Reproduce exactly the span of lines that opens with the line containing "What's the underlying" and closes with the last line of the entries below.

:: Recorded information ::

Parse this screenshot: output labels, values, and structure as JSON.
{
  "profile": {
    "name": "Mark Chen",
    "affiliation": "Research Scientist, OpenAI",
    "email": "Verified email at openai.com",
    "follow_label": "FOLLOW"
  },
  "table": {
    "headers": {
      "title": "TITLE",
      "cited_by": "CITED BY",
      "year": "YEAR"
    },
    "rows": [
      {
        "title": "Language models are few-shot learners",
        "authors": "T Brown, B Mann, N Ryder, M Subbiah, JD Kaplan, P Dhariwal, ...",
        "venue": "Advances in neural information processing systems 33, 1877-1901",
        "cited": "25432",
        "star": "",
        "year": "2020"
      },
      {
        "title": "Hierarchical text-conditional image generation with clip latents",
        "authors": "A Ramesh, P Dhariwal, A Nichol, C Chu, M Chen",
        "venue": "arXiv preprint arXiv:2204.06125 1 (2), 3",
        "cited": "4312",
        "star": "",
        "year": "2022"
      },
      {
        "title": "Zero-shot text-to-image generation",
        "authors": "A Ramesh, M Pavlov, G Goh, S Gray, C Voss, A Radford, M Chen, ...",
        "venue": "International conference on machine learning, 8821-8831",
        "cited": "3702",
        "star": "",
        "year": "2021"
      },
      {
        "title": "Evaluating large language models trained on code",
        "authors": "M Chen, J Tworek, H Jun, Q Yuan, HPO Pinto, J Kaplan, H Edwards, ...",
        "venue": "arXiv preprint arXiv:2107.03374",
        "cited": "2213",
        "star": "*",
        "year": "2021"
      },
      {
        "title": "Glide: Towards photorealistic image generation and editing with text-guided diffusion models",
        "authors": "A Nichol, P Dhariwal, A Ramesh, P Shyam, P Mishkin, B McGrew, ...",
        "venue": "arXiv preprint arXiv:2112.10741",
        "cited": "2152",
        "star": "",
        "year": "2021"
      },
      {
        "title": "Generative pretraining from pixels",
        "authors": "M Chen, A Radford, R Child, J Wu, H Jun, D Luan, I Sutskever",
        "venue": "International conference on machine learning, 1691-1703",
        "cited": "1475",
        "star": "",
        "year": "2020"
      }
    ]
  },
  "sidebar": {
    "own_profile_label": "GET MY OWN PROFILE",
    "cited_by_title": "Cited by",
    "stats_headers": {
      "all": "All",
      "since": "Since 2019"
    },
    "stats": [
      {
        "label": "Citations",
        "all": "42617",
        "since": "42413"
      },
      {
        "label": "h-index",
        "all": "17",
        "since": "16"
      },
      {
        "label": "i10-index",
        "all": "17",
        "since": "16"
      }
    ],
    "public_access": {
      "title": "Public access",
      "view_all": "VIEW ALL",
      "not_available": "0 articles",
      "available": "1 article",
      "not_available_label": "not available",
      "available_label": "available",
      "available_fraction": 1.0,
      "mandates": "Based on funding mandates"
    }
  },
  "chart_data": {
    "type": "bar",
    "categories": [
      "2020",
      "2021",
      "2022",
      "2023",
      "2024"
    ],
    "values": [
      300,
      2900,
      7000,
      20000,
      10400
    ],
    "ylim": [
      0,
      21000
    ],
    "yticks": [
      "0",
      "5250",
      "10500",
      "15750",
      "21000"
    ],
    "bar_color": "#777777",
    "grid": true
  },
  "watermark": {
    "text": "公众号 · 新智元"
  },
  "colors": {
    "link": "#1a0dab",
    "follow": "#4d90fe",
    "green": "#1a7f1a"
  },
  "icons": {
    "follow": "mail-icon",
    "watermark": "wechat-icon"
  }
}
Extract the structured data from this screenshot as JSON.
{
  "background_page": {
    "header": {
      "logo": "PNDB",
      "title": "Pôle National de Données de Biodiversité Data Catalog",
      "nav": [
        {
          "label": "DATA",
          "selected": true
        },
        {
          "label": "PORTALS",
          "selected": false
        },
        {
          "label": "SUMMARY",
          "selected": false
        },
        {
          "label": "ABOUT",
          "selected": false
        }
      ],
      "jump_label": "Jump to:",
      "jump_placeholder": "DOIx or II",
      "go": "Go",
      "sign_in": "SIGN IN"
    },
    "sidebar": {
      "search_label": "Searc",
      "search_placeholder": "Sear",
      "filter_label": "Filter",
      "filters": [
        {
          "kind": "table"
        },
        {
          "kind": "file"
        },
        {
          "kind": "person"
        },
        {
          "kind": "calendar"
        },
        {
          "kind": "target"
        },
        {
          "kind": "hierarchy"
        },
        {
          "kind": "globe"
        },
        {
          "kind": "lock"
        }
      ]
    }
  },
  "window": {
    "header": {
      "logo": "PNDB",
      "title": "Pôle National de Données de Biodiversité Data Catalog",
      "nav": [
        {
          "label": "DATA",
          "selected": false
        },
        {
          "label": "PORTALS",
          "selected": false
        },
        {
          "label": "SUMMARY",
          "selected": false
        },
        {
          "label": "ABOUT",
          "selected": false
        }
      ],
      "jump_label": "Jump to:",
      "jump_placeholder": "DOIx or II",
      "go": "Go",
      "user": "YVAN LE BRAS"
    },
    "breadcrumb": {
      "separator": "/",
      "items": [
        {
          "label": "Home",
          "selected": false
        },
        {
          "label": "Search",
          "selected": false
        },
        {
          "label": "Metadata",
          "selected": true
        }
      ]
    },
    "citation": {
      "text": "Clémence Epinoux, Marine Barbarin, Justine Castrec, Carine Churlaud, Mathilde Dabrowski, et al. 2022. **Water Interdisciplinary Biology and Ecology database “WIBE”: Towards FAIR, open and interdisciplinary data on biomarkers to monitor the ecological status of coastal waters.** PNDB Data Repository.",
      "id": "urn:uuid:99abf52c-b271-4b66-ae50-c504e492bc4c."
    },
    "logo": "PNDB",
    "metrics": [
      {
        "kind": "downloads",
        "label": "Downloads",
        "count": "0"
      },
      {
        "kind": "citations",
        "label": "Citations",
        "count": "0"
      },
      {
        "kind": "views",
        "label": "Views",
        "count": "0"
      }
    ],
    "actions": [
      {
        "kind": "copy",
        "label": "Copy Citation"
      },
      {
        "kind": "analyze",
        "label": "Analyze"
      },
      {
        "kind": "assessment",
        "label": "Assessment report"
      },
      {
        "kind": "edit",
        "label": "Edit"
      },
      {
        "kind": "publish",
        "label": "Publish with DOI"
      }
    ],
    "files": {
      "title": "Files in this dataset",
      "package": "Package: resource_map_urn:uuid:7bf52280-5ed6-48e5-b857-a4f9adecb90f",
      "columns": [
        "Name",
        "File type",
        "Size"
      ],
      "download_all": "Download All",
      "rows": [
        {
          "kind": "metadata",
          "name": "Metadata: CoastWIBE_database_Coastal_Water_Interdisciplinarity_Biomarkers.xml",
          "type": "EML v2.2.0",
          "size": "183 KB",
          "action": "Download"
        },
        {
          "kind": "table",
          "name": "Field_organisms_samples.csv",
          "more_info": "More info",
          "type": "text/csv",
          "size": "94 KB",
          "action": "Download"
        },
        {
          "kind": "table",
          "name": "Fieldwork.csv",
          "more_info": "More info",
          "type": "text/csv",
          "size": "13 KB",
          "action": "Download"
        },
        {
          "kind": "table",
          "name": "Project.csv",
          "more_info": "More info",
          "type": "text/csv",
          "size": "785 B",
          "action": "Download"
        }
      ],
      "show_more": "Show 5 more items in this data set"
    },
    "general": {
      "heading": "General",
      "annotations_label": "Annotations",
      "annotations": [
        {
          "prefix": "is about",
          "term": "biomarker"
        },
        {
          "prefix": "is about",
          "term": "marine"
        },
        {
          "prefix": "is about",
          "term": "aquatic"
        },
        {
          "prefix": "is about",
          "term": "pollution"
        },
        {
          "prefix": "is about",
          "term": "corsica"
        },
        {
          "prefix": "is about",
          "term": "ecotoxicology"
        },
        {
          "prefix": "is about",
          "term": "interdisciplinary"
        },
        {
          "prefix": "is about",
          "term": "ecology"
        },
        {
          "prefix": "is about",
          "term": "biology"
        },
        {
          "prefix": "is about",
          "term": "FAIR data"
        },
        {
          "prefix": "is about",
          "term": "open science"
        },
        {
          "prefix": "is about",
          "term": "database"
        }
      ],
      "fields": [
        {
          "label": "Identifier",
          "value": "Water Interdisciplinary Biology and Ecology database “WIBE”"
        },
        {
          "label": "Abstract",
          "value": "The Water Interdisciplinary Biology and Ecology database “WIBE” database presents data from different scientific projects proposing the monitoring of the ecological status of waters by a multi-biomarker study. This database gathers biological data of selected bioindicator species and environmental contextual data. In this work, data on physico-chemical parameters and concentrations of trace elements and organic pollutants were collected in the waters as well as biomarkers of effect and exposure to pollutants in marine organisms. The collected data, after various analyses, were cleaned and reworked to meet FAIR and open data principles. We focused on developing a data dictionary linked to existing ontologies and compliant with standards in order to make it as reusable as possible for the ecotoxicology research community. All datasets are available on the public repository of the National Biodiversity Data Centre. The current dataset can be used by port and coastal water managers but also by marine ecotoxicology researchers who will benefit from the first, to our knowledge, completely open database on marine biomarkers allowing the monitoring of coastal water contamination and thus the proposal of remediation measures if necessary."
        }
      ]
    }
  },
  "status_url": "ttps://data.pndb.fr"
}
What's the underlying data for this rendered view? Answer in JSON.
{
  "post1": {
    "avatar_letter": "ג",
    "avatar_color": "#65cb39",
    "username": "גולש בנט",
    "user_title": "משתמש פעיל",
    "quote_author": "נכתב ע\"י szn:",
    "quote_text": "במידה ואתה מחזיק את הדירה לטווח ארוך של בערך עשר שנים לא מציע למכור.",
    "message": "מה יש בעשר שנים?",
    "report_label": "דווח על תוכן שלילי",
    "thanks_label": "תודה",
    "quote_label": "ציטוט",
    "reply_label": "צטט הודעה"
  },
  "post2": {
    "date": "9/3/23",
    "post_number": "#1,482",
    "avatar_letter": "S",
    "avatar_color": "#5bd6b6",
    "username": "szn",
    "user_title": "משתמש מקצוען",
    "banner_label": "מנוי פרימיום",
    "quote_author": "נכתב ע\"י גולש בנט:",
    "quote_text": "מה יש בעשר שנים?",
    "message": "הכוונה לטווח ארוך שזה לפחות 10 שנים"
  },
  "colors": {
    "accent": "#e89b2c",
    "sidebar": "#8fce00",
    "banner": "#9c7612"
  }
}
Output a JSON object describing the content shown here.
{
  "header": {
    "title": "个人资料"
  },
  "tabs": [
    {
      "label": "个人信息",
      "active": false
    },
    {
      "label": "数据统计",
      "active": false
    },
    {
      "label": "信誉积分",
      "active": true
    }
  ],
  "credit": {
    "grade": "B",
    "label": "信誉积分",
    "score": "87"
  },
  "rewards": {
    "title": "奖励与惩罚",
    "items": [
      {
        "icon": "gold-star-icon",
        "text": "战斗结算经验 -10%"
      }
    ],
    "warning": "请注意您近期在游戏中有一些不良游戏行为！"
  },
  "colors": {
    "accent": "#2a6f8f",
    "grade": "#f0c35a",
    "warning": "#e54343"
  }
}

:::

* **Completed task**
What's the underlying data for this rendered view? Answer in JSON.
{
  "post1": {
    "avatar_letter": "ג",
    "avatar_color": "#65cb39",
    "username": "גולש בנט",
    "user_title": "משתמש פעיל",
    "quote_author": "נכתב ע\"י szn:",
    "quote_text": "במידה ואתה מחזיק את הדירה לטווח ארוך של בערך עשר שנים לא מציע למכור.",
    "message": "מה יש בעשר שנים?",
    "report_label": "דווח על תוכן שלילי",
    "thanks_label": "תודה",
    "quote_label": "ציטוט",
    "reply_label": "צטט הודעה"
  },
  "post2": {
    "date": "9/3/23",
    "post_number": "#1,482",
    "avatar_letter": "S",
    "avatar_color": "#5bd6b6",
    "username": "szn",
    "user_title": "משתמש מקצוען",
    "banner_label": "מנוי פרימיום",
    "quote_author": "נכתב ע\"י גולש בנט:",
    "quote_text": "מה יש בעשר שנים?",
    "message": "הכוונה לטווח ארוך שזה לפחות 10 שנים"
  },
  "colors": {
    "accent": "#e89b2c",
    "sidebar": "#8fce00",
    "banner": "#9c7612"
  }
}
Output a JSON object describing the content shown here.
{
  "header": {
    "title": "个人资料"
  },
  "tabs": [
    {
      "label": "个人信息",
      "active": false
    },
    {
      "label": "数据统计",
      "active": false
    },
    {
      "label": "信誉积分",
      "active": true
    }
  ],
  "credit": {
    "grade": "B",
    "label": "信誉积分",
    "score": "87"
  },
  "rewards": {
    "title": "奖励与惩罚",
    "items": [
      {
        "icon": "gold-star-icon",
        "text": "战斗结算经验 -10%"
      }
    ],
    "warning": "请注意您近期在游戏中有一些不良游戏行为！"
  },
  "colors": {
    "accent": "#2a6f8f",
    "grade": "#f0c35a",
    "warning": "#e54343"
  }
}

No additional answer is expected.